|Age (1st extension year)||Game Started||Pro Bowl||All Pro|
The two things three things that jump out to me here are the games, pro bowls, and his age. The only other player on the list to start every game prior to extension was Mangold who played four years when he was extended. Mack’s two pro bowl selections compare to the highest end players, though he had one more year to accomplish that feat than they did. Age is a negative, though, as I could reasonably expect multiple years out of these other players and cant have the same expectation of a player who will turn 29 by the end of the 2014 season.
Mack probably has a strong argument that he should be paid above Unger but there is likely an equal argument that he should not be the market setter at the position. This is where I would probably take the Browns approach and find a way to make him a market setter in realistic cash terms and bring the annual value down in end of contract terms. Lets look at the year by year cash breakdowns of the four players:
|Year 1||Year 2||Year 3||Year 4|
For creating an offer sheet I think that year 2 total is extremely important. The Browns would lily consider something in the $18 million range a “fair value” for Mack. The Jaguars can push that past Kalil and start turning the contract in their favor. Moving into the $22 to $23 million territory, all of which could be guarantees, sets a new market point at the position. Year 3 is likely important as well but I think that is the stage at where you begin to pull back a little and start to bring him under Kalil. By year 5 I would get him under Mangold. How would we structure such a deal?
So in this case we are creating a contract that does bring the annual value down below Mangold so the team is not really setting a new level for the position, but we are doing it in a manner that will give the Browns some real consideration before matching the offer sheet, just like the Browns gave the Bengals a few weeks ago.

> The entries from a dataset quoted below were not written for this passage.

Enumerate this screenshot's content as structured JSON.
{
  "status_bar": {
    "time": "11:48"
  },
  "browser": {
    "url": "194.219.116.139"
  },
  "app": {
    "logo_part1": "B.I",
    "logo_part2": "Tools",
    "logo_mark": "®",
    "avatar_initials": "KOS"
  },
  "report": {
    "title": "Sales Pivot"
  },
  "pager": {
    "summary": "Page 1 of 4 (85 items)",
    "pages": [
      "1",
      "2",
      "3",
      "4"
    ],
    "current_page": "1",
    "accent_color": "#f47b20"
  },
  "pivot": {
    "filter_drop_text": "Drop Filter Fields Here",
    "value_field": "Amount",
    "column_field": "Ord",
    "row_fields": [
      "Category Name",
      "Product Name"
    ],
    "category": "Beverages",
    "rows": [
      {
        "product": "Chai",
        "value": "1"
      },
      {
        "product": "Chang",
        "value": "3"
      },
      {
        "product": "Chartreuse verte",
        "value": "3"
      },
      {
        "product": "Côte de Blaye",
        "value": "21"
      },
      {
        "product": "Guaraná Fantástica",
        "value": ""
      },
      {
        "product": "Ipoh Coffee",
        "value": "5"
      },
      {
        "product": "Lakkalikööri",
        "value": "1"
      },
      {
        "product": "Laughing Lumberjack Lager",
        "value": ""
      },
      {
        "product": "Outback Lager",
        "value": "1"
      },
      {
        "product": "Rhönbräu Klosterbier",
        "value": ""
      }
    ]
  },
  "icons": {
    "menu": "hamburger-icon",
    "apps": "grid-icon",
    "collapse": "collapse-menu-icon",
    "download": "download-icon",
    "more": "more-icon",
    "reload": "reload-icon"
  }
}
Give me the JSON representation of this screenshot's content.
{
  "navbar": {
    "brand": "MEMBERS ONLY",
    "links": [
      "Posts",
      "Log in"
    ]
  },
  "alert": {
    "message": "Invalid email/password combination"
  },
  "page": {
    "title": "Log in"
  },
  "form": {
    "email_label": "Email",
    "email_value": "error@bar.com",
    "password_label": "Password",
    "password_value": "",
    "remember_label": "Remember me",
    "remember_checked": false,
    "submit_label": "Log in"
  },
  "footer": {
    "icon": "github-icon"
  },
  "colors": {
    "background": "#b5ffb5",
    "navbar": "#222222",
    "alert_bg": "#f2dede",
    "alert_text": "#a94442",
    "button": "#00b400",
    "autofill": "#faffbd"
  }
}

One thing about the above offer that could be a problem is the fact that the Jaguars would be unable to use the all cash contract structure that they typically utilize with the above cash schedule. This is because of a rule that causes the difference in salary between year 1 and year 2 to be treated as signing bonus. To avoid that Jacksonville would have to make the offer sheet contain something along the lines of a year 1 salary of $15,000,000 and year two salary of $8 million. That is still probably strong enough to make it work, but a small signing bonus to drive the first year cash might not be out of the realm of possibilities.
If the Jaguars can make the above numbers work in their all cash system they won’t be hampered by the contract as Mack gets older and his play tails off. Cap charges of $4 million on the back end will probably match his performance on the field. If he agrees to the low backend salaries it also has him setting a max level that he could expect if he is still performing well and the Jaguars want to consider an extension to allow him to play until he is 35. The Jaguars should not have any significant contracts coming due in the next two years to where high cap charges impact them in any way. Provided Mack continues to play well and be a near the top player he can greatly benefit an offensive line that is being revamped.
So let’s see how this plays out but I tend to think if you want the player in this instance you need to make some concessions on front end cost to make the other team avoid re-signing the player. We don’t see these offers often in the NFL so it’s a good thing to study in the rare events when they do occur.
Jason is the founder of OTC and has been studying NFL contracts and the salary cap for over 15 years. Jason has co-authored two books about the NFL, Crunching Numbers and the Drafting Stage, which are widely circulated in the industry and hosts the OTC Podcast. Jason’s work has been featured in various publications including the Sporting News, Sports Illustrated, NFL Network and more. OTC is widely considered the leading authority on contract matters in the NFL.